The real heroes at Bungie, the videogame company behind sci-fi blockbusters Halo and Destiny, don’t wear armor.
They’re guys like Matthew Ward, Eagle Scout and the company’s cinematic director, who wore an untucked button-up, jeans and red sneakers when we interviewed him earlier this year.
Eagles’ Call magazine visited Ward at his office in Bellevue, Wash., for a story in our Fall 2016 issue (out now!).
While he couldn’t take us into the secret spaces where designers were hard at work on Bungie’s next videogame, he did take us inside the fascinating world of Matthew Ward — from Scouting to showbusiness to gaming glory.
Ward earned Scouting’s highest honor as a member of Troop 212 in Chesapeake, Va. For his Eagle project, he lead a team of volunteers as they constructed a children’s library.
He noticed that the project required him to manage several smaller pieces that combined to form something bigger.
The skills acquired on that project still help him today.
“Funny thing is, a game as big as Destiny has smaller projects inside that all stack together,” he said. “My team takes big, big chunks, and we work together and produce something beautiful out of it.”
Ward’s job is creating cinematic cutscenes. Those are the movielike moments in a videogame when the player puts down his controller to watch part of the story unfold.

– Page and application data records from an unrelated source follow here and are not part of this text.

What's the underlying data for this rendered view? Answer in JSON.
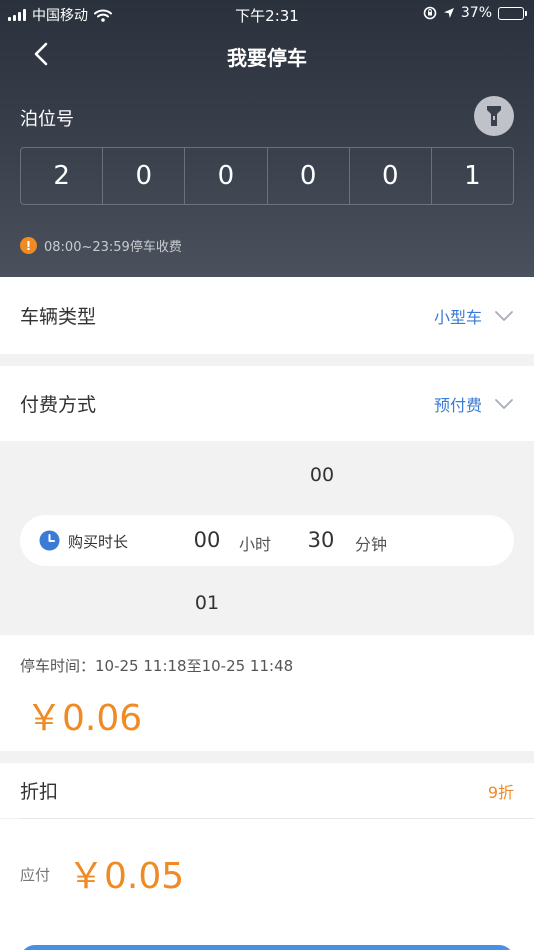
{
  "status_bar": {
    "carrier": "中国移动",
    "time": "下午2:31",
    "battery_percent": "37%",
    "battery_level": 0.37,
    "icons": [
      "signal-icon",
      "wifi-icon",
      "rotation-lock-icon",
      "location-icon",
      "battery-icon"
    ]
  },
  "nav": {
    "title": "我要停车",
    "back_icon": "chevron-left-icon"
  },
  "berth": {
    "label": "泊位号",
    "digits": [
      "2",
      "0",
      "0",
      "0",
      "0",
      "1"
    ],
    "flash_icon": "flashlight-icon"
  },
  "notice": {
    "text": "08:00~23:59停车收费",
    "icon": "warning-icon"
  },
  "vehicle_type": {
    "label": "车辆类型",
    "value": "小型车"
  },
  "payment_method": {
    "label": "付费方式",
    "value": "预付费"
  },
  "duration_picker": {
    "label": "购买时长",
    "hours": "00",
    "hour_unit": "小时",
    "minutes": "30",
    "minute_unit": "分钟",
    "adjacent_above": "00",
    "adjacent_below": "01"
  },
  "parking_time": {
    "text": "停车时间：10-25 11:18至10-25 11:48",
    "price": "￥0.06"
  },
  "discount": {
    "label": "折扣",
    "value": "9折"
  },
  "payable": {
    "label": "应付",
    "amount": "￥0.05"
  },
  "colors": {
    "accent_blue": "#3a7bd5",
    "price_orange": "#f08a24",
    "header_dark": "#2f3540"
  }
}
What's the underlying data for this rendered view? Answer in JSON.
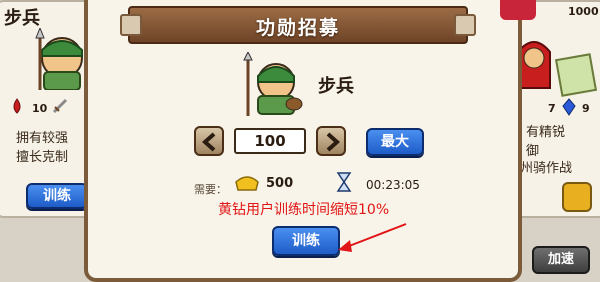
{
  "modal": {
    "title": "功勋招募",
    "unit_name": "步兵",
    "quantity": "100",
    "max_label": "最大",
    "cost_label": "需要：",
    "gold_amount": "500",
    "time": "00:23:05",
    "vip_note": "黄钻用户训练时间缩短10%",
    "train_label": "训练"
  },
  "left_card": {
    "title": "步兵",
    "stat_attack": "10",
    "desc_line1": "拥有较强",
    "desc_line2": "擅长克制",
    "train_label": "训练"
  },
  "right_card": {
    "stat_a": "7",
    "stat_b": "9",
    "desc_line1": "有精锐",
    "desc_line2": "御",
    "desc_line3": "州骑作战",
    "speedup_label": "加速"
  },
  "top_right_number": "1000",
  "colors": {
    "accent_red": "#e11515",
    "brown": "#7b5b3a",
    "blue_button": "#2a6bd8"
  }
}
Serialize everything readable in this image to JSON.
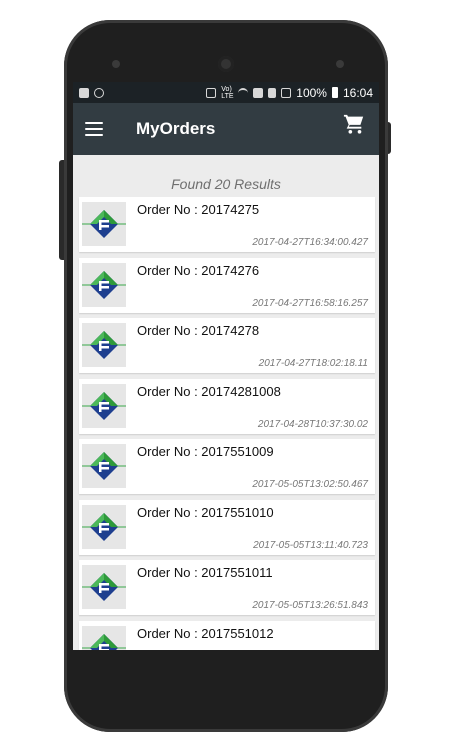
{
  "status_bar": {
    "battery_text": "100%",
    "time": "16:04",
    "network_text": "Vo) LTE"
  },
  "app_bar": {
    "title": "MyOrders",
    "menu_icon": "hamburger-menu-icon",
    "cart_icon": "cart-icon"
  },
  "results_text": "Found 20 Results",
  "orders": [
    {
      "label": "Order No : 20174275",
      "date": "2017-04-27T16:34:00.427"
    },
    {
      "label": "Order No : 20174276",
      "date": "2017-04-27T16:58:16.257"
    },
    {
      "label": "Order No : 20174278",
      "date": "2017-04-27T18:02:18.11"
    },
    {
      "label": "Order No : 20174281008",
      "date": "2017-04-28T10:37:30.02"
    },
    {
      "label": "Order No : 2017551009",
      "date": "2017-05-05T13:02:50.467"
    },
    {
      "label": "Order No : 2017551010",
      "date": "2017-05-05T13:11:40.723"
    },
    {
      "label": "Order No : 2017551011",
      "date": "2017-05-05T13:26:51.843"
    },
    {
      "label": "Order No : 2017551012",
      "date": ""
    }
  ],
  "colors": {
    "app_bar": "#323c42",
    "status_bar": "#1c2226",
    "background": "#ececec",
    "logo_green": "#2e9a3a",
    "logo_blue": "#1e3f8f"
  }
}
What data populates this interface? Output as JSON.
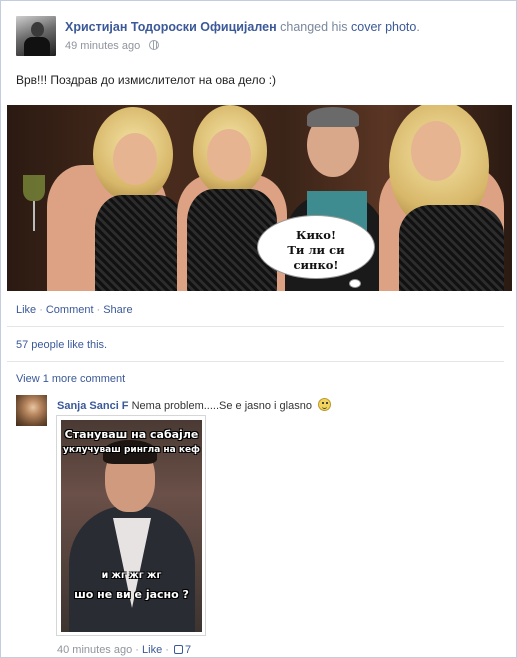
{
  "post": {
    "author": "Христијан Тодороски Официјален",
    "action_prefix": "changed his",
    "action_link": "cover photo",
    "action_suffix": ".",
    "time": "49 minutes ago",
    "text": "Врв!!! Поздрав до измислителот на ова дело :)",
    "cover_bubble_line1": "Кико!",
    "cover_bubble_line2": "Ти ли си",
    "cover_bubble_line3": "синко!"
  },
  "actions": {
    "like": "Like",
    "comment": "Comment",
    "share": "Share",
    "separator": "·"
  },
  "likes_summary": "57 people like this.",
  "view_more": "View 1 more comment",
  "comment": {
    "author": "Sanja Sanci F",
    "text": "Nema problem.....Se e jasno i glasno",
    "photo_caption_1": "Стануваш на сабајле",
    "photo_caption_2": "уклучуваш рингла на кеф",
    "photo_caption_3": "и жг жг жг",
    "photo_caption_4": "шо не ви е јасно ?",
    "time": "40 minutes ago",
    "like": "Like",
    "like_count": "7"
  },
  "colors": {
    "link": "#3b5998",
    "meta": "#90949c",
    "border": "#c4cde0"
  },
  "icons": [
    "globe-icon",
    "smiley-icon",
    "thumbs-up-icon"
  ]
}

Much of his time is spent in a motion-capture studio where he directs Spandex-clad actors as they walk, tumble and climb in front of cameras.
Ward hasn’t always worked in videogames. He got his start in films, working on what’s called previsualization.
Before a director films a scene heavy with special effects, he or she relies on previsualization to, well, visualize the action.
Guys like Ward use computers to create a 3-D rendering of the director’s vision — far more effective than storyboards used in the pre-digital era.
Ward acquired his skills at the Savannah College of Art and Design in Georgia. He eventually got hired for big-budget films like Star Wars Episode II: Attack of the Clones, The Polar Express and Superman Returns.
Eagle to Eagle
Before all that, though, Ward attended the 1989 National Scout Jamboree in Virginia. It was there he heard fellow Eagle Scout Steven Spielberg speak.
Spielberg was at the Jamboree to announce the new Cinematography merit badge (now called the Moviemaking merit badge).
“I still remember Steven Spielberg speaking,” Ward said. “And inspiring us in ways that I didn’t think, later in life, I’d be remembering. Maybe that had something to do with leading me down this path.”
Twenty-seven years after that jamboree, Ward appreciates how Scouting set him on a course for success.
“Scouting probably was the first experience I had in being a leader and being asked to be responsible for more than just myself,” he said.
Read and watch
Read my full interview with Ward in the Fall 2016 issue of Eagles’ Call, the official magazine of the National Eagle Scout Association.
The magazine is available to anyone — not just Eagle Scouts. (Use promo code EGCBLG16 to save 50 percent on your subscription.)
And watch the video below.
Video by Tom Fiorini, editing by Keith Faber. Lead photo by W. Garth Dowling.